With my mother’s challenge still in mind, I decided to approach Mr Robbins, who was about to start some algebra work with his Form 6 Maths group. Tellingly, the reaction he got from the children when he shared the lesson objective – a mixture of loud cheers and anguished groans – suggests that algebra’s reputation goes before it. He made it his mission to enthuse the enthusiastic still further and win over the groaners.
Plenty of people brought ideas to the lesson about algebra. As you may have seen on Twitter, Aayushi described algebra as being ‘a calculation where you use letters and numbers together’. Theo took a similar view, whilst Zach saw it as ‘expressing numbers with letters in a formula’. For Tanvi, algebra represented the transformation of one way of writing to another. Meanwhile, Zara had a very succinct definition, namely that algebra is merely when you use letters for unknown numbers.
As far as Mr Robbins’ lesson was concerned, she was right, of course. It is also true to say that, whilst it might not be until Form 6 that the term algebra is used in the classroom, children start doing algebra right down in Lower School. When you solve a missing number problem, even something as basic as 2 + __ = 10, you are doing algebra. In school, we generally refer to such calculations as inverse operations, as they work using the link between addition and subtraction, or multiplication and division. The only difference is that the missing number is represented by a __ rather than a letter so, when it comes to algebra, there is really no reason to be alarmed.
There is a technical difference between algebraic expressions, which can be simplified but not solved, and equations, which are pairs of expressions balanced through an equals sign. It was the latter that Mr Robbins invited his group to tackle, initially on whiteboards, where any errors could very easily be corrected. For instance, can be solved by first subtracting 7 to ascertain the value of and then dividing by two to reach the final answer.
It wasn’t long before the children realised that the thought of algebra is a great deal more terrifying than the reality, and they were ready to have a go at the equations on the sheet. The task was to relate the word problem given to a range of algebraic formulae, and to come up with an answer. That achieved, it was time to move on to the extension activity, where the problems illustrated more clearly how algebra can be useful in real life situations.
By the end of the lesson, only a few people were left without an appetite for algebra. Zach found the lesson fun because it enabled him to see a different way of approaching Maths. Huw was genuinely surprised by how much he had enjoyed it. Alfie, however, was left with a question. Why is the x symbol not used in expressions or equations, meaning that you write 2χ rather than 2 x χ . I would suggest that the answer lies in the fact that mathematicians enjoy simplifying things, expressing ideas, in their purest form, as well as to the more prosaic fact that χ and x could easily be muddled.

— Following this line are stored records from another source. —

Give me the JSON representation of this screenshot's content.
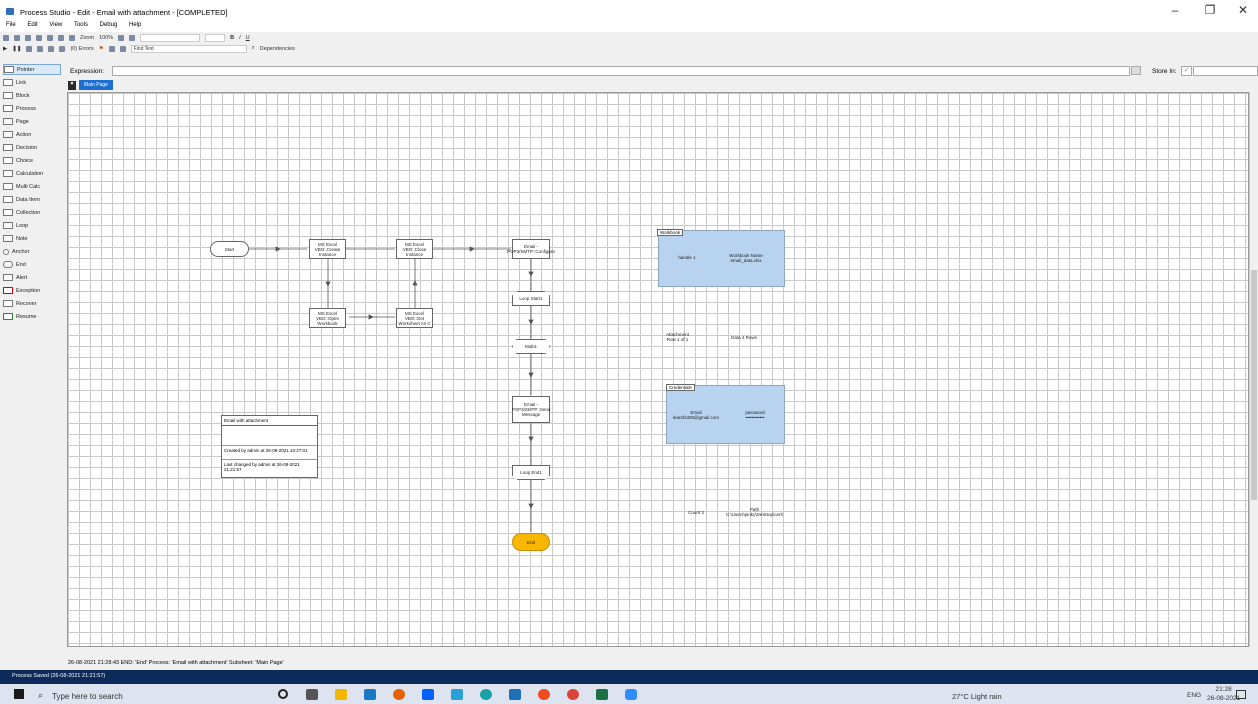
{
  "window": {
    "title": "Process Studio - Edit - Email with attachment - [COMPLETED]"
  },
  "menu": [
    "File",
    "Edit",
    "View",
    "Tools",
    "Debug",
    "Help"
  ],
  "toolbar1": {
    "zoom_label": "Zoom",
    "zoom_value": "100%"
  },
  "toolbar2": {
    "errors": "(0) Errors",
    "find_text": "Find Text",
    "dependencies": "Dependencies"
  },
  "expression": {
    "label": "Expression:",
    "store_in_label": "Store In:"
  },
  "tabs": {
    "main": "Main Page"
  },
  "tools": [
    "Pointer",
    "Link",
    "Block",
    "Process",
    "Page",
    "Action",
    "Decision",
    "Choice",
    "Calculation",
    "Multi Calc",
    "Data Item",
    "Collection",
    "Loop",
    "Note",
    "Anchor",
    "End",
    "Alert",
    "Exception",
    "Recover",
    "Resume"
  ],
  "flow": {
    "start": "Start",
    "create": "MS Excel VBO::Create Instance",
    "open": "MS Excel VBO::Open Workbook",
    "get": "MS Excel VBO::Get Worksheet As C",
    "close": "MS Excel VBO::Close Instance",
    "config": "Email - POP3/SMTP::Configure",
    "loop_start": "Loop Start1",
    "multi": "Multi1",
    "send": "Email - POP3/SMTP::Send Message",
    "loop_end": "Loop End1",
    "end": "End"
  },
  "info": {
    "title": "Email with attachment",
    "created": "Created by admin at 26-08-2021 10:27:01",
    "changed": "Last changed by admin at 26-08-2021 21:21:57"
  },
  "data": {
    "workbook_group": "Workbook",
    "handle": "handle 1",
    "wbname": "Workbook Name email_data.xlsx",
    "attachment": "Attachment Row 1 of 1",
    "dataitem": "Data 4 Rows",
    "cred_group": "Credentials",
    "email": "Email learnfs300@gmail.com",
    "password": "password ••••••••••••",
    "count": "Count 3",
    "path": "Path C:\\Users\\pinky\\Desktop\\cert\\"
  },
  "status": {
    "message": "26-08-2021 21:28:43 END: 'End' Process: 'Email with attachment' Subsheet: 'Main Page'",
    "saved": "Process Saved (26-08-2021 21:21:57)"
  },
  "taskbar": {
    "search": "Type here to search",
    "weather": "27°C  Light rain",
    "lang": "ENG",
    "time": "21:28",
    "date": "26-08-2021"
  },
  "colors": {
    "end_fill": "#f9b700",
    "group_fill": "#b8d3f0",
    "saved_bar": "#0c2a5a",
    "tab_active": "#1c6fd1"
  }
}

As for my mother, I think her opinion is softening a little, but Mr Robbins and Form 6 will have to work harder to convince her that algebra is something that can actually be enjoyed. Maybe I will share with her the beauty of Euler’s equation, if I ever manage to work out what it means.